This is Shell’s third global center dedicated to research and development for lubricants and oils. The others are in Hamburg, Germany, and Houston here in the U.S.
Why China? Shell says Asia is the fastest-growing regional lubricants market in the world: it represented 43% of global volume in 2012. China is the fastest-growing and second-largest lubricants market in the world. Research shows it will overtake the U.S. as the world’s No. 1 market in the near future.
Research work is already under way at the new center, covering a wide range of product applications for the commercial vehicle industry including heavy-duty diesel engine oils, transmission fluids, as well as specialty oils and greases. The nine-story facility in a technology park has five floors dedicated to laboratories. It's located in one of China’s most high profile technology and innovation parks, near other well-known global companies such as Dow, GE, AstraZeneca and Borg Warner.
Although the primary reason for the new center is to get closer to the fast-growing Asian market, Shell officials told HDT it will have some relevance for lubricants in the North American market as well.
"We have researchers and scientists across the world," said Selda Gunsel, vice president global commercial technology. "They all work cooperatively, not in isolation, and that allows us to bring best practices from all parts of the world. They work closely with customers in the region to get market insights, and these are shared in this global network of technologists."
"We're operating a global network, so everything is integrated," explained Richard Tucker, GM technology, commercial fuels and lubricants. "We could have a lab in Timbuktu and it would still be integrated, but we like to have labs close to where trends are being set. Trends in China are going to impact the world globally." For instance, he notes, Caterpillar and Eaton are customers of China's largest transmission maker, FAST. Volvo and Chinese truck maker Dongfeng Motor are working together.
"The PC-11 products (the upcoming API oil classification) will be tested here as well," he said. "We'll do some field trials here with some different severity factors. And we will develop talent here as well from the Chinese population." There's also a world-leading university in tribology (the study of friction) in China that Shell is working with on basic research, as it does with MIT here in the U.S.
The investments in technology, R&D facilities and technical staff at the Shanhai facility will enable enhanced collaboration and joint development programs with original equipment manufacturers and improve technical services for customers and OEM partners. Players in this sector are looking for vehicles to be able to withstand high workloads and demanding work cycles, while maintaining efficiency.
The research work at the Shanghai facility focuses on lubricant product development and application for brands including Shell Rimula, Shell Rotella, Shell Tellus, Shell Gadus and Shell Spirax.
China was chosen as the location for the new Shell Technology Centre due to the central role the market plays in the company’s long-term growth strategy. Shell Technology Centre, Shanghai supports China and the wider Asia region covering countries such as India, Indonesia, South Korea, Thailand and Vietnam. The facility also works closely with the other two Shell R&D centers in Hamburg, Germany and Houston, USA, and is part of a wider 10-center global network of Shell R&D centers.

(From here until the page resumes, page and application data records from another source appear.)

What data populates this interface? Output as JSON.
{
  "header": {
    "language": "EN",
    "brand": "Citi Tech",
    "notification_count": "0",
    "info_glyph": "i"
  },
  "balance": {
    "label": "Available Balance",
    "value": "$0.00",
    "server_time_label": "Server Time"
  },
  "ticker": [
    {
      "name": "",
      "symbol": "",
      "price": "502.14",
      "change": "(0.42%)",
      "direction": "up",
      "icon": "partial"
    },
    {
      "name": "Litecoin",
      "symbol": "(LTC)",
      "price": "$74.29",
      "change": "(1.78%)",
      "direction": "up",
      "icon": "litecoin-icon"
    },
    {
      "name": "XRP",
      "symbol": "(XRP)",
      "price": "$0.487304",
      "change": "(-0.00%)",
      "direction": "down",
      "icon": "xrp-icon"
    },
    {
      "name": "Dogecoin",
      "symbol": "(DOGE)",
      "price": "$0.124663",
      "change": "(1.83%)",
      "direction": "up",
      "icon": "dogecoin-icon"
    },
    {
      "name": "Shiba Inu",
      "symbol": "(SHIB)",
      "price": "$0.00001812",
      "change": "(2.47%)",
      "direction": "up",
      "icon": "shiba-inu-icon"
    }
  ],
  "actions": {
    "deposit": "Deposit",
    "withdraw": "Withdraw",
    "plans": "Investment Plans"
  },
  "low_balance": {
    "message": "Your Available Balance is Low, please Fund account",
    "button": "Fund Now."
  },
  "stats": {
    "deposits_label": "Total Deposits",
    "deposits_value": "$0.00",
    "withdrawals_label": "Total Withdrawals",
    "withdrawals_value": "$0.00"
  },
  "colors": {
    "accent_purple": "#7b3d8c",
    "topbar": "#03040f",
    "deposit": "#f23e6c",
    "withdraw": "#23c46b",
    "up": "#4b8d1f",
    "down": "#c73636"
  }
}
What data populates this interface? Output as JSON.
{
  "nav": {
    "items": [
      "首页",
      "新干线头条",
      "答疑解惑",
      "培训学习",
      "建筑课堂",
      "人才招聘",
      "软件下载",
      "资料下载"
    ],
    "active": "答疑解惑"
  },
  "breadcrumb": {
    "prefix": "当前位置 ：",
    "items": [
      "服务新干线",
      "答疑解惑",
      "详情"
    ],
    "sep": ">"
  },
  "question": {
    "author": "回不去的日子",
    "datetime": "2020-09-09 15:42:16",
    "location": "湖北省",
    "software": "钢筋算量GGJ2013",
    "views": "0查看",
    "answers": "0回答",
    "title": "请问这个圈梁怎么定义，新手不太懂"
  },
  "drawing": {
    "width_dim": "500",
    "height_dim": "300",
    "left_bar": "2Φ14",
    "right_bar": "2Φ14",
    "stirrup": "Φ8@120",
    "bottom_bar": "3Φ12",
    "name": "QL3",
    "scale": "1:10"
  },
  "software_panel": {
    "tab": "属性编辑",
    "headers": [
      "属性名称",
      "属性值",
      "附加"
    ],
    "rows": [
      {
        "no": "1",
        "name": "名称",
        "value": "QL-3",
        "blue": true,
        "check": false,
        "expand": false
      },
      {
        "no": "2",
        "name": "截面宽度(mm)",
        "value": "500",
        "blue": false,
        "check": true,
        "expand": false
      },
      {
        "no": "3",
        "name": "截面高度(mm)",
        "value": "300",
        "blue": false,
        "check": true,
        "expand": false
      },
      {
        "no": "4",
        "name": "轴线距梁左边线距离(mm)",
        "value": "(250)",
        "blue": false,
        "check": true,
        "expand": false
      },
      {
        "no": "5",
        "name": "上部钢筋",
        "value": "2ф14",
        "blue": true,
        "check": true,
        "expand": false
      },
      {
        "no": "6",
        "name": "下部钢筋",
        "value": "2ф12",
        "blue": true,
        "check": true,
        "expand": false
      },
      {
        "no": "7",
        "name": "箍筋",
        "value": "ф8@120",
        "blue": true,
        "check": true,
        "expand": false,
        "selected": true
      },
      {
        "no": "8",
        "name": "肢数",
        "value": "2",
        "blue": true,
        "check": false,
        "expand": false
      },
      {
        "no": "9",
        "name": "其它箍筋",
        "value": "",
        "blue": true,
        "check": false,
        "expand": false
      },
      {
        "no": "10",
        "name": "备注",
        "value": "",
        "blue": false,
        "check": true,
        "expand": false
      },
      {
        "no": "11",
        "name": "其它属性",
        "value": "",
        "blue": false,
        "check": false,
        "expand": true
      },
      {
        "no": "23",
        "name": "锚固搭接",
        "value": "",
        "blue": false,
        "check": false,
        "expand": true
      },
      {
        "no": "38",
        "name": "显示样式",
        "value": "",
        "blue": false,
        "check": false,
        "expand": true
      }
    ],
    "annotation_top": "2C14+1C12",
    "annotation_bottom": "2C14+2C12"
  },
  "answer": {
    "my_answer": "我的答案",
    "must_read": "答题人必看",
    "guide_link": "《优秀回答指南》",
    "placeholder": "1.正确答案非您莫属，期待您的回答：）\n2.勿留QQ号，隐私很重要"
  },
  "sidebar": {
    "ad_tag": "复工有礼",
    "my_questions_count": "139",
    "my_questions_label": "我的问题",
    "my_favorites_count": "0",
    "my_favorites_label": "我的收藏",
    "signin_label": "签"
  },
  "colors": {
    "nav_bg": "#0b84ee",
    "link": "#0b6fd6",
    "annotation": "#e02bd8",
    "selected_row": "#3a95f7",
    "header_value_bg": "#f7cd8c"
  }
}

Aimin Huang, general manager, Shell (Shanghai) Technology Limited, said; “On top of product research and development, an important part of our work is providing hands-on technical services to customers; working closely with them to help deliver more fuel efficient products and services. The laboratory facilities at the center in Shanghai will enable the running of field trials, performance demonstrations and bench-testing.”
For more photos, click here for a photo gallery. Watch for more stories from China this week from Editor in Chief Deborah Lockridge, including a visit to a Chinese truckstop.